In our concept guide to content addressing, we explain how IPFS (opens new window) helps make NFTs resilient to changes over time and protects users from NFTs that are tied to centralized servers and brittle URL conventions.

When linking from your metadata to another digital asset like an image file, we recommend storing the asset on IPFS and using an IPFS Uniform Resource Identifier (opens new window) (URI) to reference the asset. An IPFS URI is just the string ipfs:// followed by an IPFS CID (opens new window), for example: ipfs://bafybeigdyrzt5sfp7udm7hu76uh7y26nf3efuylqabf3oclgtqy55fbzdi.

For more information on using IPFS URIs in NFT metadata, see Best Practices for Storing NFT Data Using IPFS (opens new window) on the IPFS documentation site.

# Ethereum and EVM-compatible chains

This section lists metadata standards for Ethereum (opens new window) and compatible blockchains such as the Binance Smart Chain (opens new window).

TIP

If you're using nft.storage (opens new window) to store your NFT assets, you can use the store method (opens new window) to add assets and metadata to IPFS in one call, with all the URIs for linked objects handled for you!

# ERC-721

NFTs grew out of the Ethereum community, and the ERC-721 (opens new window) proposal was the first formal standard for interoperable NFTs to be widely adopted. Most of the standard is devoted to the smart contract interface that an ERC-721 token must adopt, but there's also a recommendation for a baseline metadata schema:

{
    "title": "Asset Metadata",
    "type": "object",
    "properties": {
        "name": {
            "type": "string",
            "description": "Identifies the asset to which this NFT represents"
        },
        "description": {
            "type": "string",
            "description": "Describes the asset to which this NFT represents"
        },
        "image": {
            "type": "string",
            "description": "A URI pointing to a resource with mime type image/* representing the asset to which this NFT represents. Consider making any images at a width between 320 and 1080 pixels and aspect ratio between 1.91:1 and 4:5 inclusive."
        }
    }
}

This schema is deliberately minimal, and does not cover everything that you might want to put in your NFT metadata. However, because it's a convenient baseline, the ERC-721 schema has been widely adopted and extended by many marketplaces and NFT smart contracts.

Many ERC-721 compatible contracts have adopted the OpenSea metadata recommendations (opens new window), which suggest conventions for additional fields that are broadly useful for common types of NFTs.

# ERC-1155

The ERC-1155 (opens new window) multi-token standard extends ERC-721 to support issuing many types of token from the same smart contract. This allows for more efficient creation of distinct token types, which has helped make NFTs practical for gaming use cases.

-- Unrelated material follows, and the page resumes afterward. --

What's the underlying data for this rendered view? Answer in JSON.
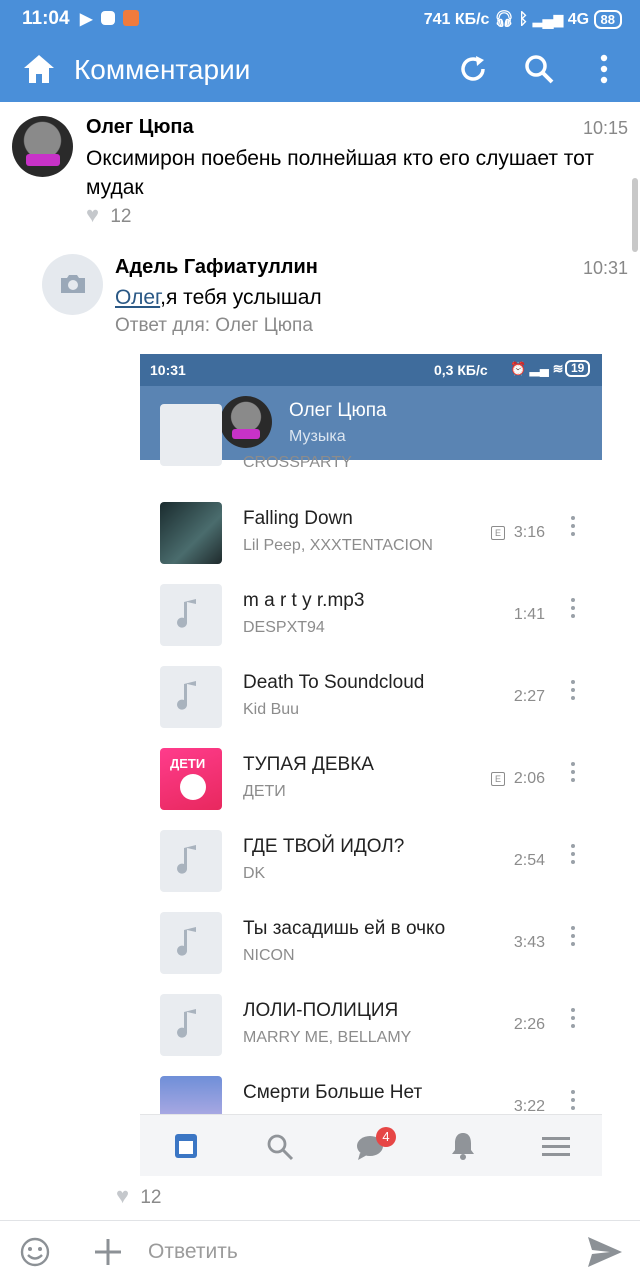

The ERC-1155 metadata schema is very similar to the one proposed in ERC-721. Since it only adds a few additional properties, tools supporting ERC-721 should support ERC-1155 metadata as well, though they may ignore the extra fields.

{
    "title": "Token Metadata",
    "type": "object",
    "properties": {
        "name": {
            "type": "string",
            "description": "Identifies the asset to which this token represents"
        },
        "decimals": {
            "type": "integer",
            "description": "The number of decimal places that the token amount should display - e.g. 18, means to divide the token amount by 1000000000000000000 to get its user representation."
        },
        "description": {
            "type": "string",
            "description": "Describes the asset to which this token represents"
        },
        "image": {
            "type": "string",
            "description": "A URI pointing to a resource with mime type image/* representing the asset to which this token represents. Consider making any images at a width between 320 and 1080 pixels and aspect ratio between 1.91:1 and 4:5 inclusive."
        },
        "properties": {
            "type": "object",
            "description": "Arbitrary properties. Values may be strings, numbers, object or arrays."
        }
    }
}

The most generally useful field is the properties object, which allows you to extend the schema with your own arbitrary properties without adding fields to the top-level namespace.

The other additional field, decimals, allows ERC-1155 tokens to be either fungible or non-fungible, depending on the developer's needs. For fungible tokens, you can set use the decimals field to indicate how to display the quantity of a fungible token in a user interface.